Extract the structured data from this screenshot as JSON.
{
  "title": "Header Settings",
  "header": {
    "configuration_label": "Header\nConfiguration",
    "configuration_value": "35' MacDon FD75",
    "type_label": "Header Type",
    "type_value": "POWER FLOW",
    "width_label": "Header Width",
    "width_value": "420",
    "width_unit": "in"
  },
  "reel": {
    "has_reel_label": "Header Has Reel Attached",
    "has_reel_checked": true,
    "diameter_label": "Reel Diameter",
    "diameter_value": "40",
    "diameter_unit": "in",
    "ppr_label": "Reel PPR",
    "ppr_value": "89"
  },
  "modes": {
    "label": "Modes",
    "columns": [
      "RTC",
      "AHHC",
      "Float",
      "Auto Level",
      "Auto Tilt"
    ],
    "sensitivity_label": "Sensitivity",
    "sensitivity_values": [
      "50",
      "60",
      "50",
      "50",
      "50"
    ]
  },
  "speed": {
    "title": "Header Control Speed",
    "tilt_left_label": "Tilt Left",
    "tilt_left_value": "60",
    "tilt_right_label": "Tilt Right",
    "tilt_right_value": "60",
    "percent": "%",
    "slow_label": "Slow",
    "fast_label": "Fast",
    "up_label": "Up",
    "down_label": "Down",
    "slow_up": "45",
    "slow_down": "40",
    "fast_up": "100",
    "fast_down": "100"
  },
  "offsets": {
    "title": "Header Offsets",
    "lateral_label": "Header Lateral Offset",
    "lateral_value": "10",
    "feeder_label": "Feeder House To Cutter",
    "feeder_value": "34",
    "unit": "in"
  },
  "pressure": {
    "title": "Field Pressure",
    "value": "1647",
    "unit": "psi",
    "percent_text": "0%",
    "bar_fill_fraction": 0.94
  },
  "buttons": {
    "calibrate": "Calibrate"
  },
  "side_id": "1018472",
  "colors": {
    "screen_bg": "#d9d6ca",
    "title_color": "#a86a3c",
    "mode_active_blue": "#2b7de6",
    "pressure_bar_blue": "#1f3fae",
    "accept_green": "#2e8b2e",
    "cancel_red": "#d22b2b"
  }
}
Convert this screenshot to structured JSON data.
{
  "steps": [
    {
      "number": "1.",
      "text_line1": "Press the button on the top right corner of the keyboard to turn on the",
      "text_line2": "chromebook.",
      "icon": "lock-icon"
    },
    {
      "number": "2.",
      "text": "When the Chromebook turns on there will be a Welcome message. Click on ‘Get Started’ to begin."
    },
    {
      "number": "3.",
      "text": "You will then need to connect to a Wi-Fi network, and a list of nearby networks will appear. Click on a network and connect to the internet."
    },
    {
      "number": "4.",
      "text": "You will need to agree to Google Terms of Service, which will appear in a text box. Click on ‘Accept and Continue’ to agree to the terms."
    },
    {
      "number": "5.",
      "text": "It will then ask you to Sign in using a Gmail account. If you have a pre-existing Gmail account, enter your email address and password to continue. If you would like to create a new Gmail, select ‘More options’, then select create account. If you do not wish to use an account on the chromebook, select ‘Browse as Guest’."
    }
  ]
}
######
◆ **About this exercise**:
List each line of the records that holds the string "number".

◆ **Reply**:
      "number": "1.",
      "number": "2.",
      "number": "3.",
      "number": "4.",
      "number": "5.",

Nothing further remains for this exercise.